■ PROMPT
The full set of entries below is to be returned unchanged.
──────── RECORDS FOR THIS TASK ────────
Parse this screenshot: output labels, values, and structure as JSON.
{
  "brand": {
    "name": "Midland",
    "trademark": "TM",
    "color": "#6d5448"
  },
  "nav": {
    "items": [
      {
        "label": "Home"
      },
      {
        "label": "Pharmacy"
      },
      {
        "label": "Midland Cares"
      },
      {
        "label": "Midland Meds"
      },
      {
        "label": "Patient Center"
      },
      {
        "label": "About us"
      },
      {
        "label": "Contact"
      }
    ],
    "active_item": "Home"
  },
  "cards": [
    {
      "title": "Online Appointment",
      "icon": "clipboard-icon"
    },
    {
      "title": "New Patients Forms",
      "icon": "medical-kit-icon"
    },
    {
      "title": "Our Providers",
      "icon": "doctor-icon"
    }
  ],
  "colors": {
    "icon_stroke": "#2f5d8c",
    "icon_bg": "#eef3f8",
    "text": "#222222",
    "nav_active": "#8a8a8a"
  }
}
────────
■ WORKED SOLUTION
Parse this screenshot: output labels, values, and structure as JSON.
{
  "brand": {
    "name": "Midland",
    "trademark": "TM",
    "color": "#6d5448"
  },
  "nav": {
    "items": [
      {
        "label": "Home"
      },
      {
        "label": "Pharmacy"
      },
      {
        "label": "Midland Cares"
      },
      {
        "label": "Midland Meds"
      },
      {
        "label": "Patient Center"
      },
      {
        "label": "About us"
      },
      {
        "label": "Contact"
      }
    ],
    "active_item": "Home"
  },
  "cards": [
    {
      "title": "Online Appointment",
      "icon": "clipboard-icon"
    },
    {
      "title": "New Patients Forms",
      "icon": "medical-kit-icon"
    },
    {
      "title": "Our Providers",
      "icon": "doctor-icon"
    }
  ],
  "colors": {
    "icon_stroke": "#2f5d8c",
    "icon_bg": "#eef3f8",
    "text": "#222222",
    "nav_active": "#8a8a8a"
  }
}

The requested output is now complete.